___ Available data
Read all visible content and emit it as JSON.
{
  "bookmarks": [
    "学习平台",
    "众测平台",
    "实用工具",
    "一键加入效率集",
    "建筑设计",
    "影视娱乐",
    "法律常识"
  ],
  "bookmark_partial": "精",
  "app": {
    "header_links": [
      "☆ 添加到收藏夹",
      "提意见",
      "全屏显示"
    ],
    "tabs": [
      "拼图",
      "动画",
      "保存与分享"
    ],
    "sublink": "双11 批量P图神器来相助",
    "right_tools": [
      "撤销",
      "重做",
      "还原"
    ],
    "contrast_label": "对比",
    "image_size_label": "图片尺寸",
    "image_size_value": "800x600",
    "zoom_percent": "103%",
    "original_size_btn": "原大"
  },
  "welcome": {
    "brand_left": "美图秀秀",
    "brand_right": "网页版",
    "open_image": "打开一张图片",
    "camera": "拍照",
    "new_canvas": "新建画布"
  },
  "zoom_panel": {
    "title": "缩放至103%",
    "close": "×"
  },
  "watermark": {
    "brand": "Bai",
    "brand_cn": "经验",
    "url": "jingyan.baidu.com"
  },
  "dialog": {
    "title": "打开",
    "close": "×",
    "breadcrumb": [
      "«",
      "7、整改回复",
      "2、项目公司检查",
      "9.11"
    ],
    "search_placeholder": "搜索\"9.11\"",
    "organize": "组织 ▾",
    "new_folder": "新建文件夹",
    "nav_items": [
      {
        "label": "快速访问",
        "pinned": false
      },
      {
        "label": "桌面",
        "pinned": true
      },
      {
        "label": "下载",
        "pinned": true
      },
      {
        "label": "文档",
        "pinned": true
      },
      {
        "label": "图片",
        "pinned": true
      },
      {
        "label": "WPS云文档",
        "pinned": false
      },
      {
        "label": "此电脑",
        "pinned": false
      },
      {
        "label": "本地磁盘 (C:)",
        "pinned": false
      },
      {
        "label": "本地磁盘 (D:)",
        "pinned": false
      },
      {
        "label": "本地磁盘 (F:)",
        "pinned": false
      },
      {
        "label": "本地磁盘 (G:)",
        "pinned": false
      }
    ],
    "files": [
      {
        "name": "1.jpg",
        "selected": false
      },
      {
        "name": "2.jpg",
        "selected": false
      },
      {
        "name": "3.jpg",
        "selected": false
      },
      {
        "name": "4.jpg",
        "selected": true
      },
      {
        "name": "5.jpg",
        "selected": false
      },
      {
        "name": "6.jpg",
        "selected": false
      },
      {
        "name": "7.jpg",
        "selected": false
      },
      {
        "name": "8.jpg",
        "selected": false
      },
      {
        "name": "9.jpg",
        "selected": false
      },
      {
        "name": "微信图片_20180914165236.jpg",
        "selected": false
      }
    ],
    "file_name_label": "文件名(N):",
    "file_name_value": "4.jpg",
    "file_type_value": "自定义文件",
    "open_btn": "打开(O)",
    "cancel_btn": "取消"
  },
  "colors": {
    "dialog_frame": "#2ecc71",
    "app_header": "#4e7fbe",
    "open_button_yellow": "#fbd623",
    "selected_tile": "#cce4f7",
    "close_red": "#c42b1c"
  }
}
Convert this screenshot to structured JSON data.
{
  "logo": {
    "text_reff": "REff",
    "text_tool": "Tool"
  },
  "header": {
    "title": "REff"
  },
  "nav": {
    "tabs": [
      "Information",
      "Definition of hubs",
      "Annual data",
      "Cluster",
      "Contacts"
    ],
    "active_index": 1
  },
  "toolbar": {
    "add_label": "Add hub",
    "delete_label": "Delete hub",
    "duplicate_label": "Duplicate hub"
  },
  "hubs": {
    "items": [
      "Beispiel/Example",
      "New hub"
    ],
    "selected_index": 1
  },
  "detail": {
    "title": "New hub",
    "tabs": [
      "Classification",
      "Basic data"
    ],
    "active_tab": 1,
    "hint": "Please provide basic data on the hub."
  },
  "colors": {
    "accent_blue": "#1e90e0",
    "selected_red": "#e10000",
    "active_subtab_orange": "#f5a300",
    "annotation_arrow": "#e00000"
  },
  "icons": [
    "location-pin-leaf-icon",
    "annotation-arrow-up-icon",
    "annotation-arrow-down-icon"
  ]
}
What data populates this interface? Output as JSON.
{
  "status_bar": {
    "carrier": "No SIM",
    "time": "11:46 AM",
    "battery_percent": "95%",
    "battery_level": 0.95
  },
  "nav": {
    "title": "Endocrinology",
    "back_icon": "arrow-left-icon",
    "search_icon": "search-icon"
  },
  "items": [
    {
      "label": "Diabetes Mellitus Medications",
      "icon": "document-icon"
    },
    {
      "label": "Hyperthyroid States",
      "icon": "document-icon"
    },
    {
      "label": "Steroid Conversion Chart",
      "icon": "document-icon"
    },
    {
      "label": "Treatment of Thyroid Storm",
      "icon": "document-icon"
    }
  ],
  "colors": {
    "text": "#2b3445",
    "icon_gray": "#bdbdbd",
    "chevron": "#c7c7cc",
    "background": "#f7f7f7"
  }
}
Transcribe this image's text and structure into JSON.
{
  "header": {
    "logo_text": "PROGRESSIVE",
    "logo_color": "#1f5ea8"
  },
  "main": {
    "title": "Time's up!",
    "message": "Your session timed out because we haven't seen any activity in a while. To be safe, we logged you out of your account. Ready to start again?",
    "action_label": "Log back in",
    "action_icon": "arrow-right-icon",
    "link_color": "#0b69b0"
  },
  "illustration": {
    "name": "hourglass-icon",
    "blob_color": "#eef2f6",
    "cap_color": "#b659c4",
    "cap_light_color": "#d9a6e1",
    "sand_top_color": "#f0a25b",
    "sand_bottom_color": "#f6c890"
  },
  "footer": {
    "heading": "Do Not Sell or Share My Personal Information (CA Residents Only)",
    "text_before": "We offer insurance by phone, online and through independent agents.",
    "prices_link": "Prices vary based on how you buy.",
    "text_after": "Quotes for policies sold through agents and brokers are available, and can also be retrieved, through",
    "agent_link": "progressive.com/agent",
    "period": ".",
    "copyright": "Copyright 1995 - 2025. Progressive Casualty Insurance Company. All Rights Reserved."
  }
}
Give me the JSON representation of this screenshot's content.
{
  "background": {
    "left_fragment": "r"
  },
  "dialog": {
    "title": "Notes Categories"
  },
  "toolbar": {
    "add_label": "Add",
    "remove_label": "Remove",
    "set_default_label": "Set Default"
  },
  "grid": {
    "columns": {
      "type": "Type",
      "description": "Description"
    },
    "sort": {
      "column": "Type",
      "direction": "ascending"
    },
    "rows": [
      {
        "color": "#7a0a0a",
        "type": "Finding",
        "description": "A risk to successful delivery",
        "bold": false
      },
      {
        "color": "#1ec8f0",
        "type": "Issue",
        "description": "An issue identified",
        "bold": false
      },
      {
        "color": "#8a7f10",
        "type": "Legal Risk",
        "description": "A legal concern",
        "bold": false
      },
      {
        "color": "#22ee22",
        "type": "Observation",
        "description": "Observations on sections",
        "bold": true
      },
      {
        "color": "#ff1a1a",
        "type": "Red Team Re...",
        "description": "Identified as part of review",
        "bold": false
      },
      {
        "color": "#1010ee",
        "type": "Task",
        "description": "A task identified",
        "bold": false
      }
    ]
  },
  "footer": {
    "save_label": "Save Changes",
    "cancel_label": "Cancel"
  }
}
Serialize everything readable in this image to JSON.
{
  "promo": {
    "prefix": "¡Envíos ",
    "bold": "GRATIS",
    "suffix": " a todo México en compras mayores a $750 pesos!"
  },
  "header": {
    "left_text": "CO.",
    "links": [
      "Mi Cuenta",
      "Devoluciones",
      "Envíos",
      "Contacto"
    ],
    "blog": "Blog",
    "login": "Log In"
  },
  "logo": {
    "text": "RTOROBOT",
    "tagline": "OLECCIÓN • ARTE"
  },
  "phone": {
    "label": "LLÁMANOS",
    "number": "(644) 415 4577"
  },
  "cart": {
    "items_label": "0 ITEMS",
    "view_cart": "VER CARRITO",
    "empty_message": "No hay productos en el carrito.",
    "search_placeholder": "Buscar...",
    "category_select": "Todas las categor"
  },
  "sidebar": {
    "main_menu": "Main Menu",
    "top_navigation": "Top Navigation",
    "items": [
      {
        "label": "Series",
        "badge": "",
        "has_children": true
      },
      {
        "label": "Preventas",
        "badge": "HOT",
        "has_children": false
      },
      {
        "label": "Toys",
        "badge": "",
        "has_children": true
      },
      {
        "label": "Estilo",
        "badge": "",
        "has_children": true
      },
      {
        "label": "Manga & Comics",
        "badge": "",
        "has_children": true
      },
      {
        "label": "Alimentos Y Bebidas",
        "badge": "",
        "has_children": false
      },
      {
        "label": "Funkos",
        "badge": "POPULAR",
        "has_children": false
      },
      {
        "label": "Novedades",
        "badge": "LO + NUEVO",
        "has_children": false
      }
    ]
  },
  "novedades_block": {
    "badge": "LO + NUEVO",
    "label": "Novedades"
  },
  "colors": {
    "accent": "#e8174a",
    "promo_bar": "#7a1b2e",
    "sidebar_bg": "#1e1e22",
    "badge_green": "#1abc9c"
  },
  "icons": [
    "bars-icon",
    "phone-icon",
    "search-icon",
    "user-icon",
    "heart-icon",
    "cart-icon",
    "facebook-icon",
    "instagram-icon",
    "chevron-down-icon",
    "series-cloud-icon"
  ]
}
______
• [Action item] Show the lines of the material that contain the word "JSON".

• [Reply to the task]
Read all visible content and emit it as JSON.
Convert this screenshot to structured JSON data.
What data populates this interface? Output as JSON.
Transcribe this image's text and structure into JSON.
Give me the JSON representation of this screenshot's content.
Serialize everything readable in this image to JSON.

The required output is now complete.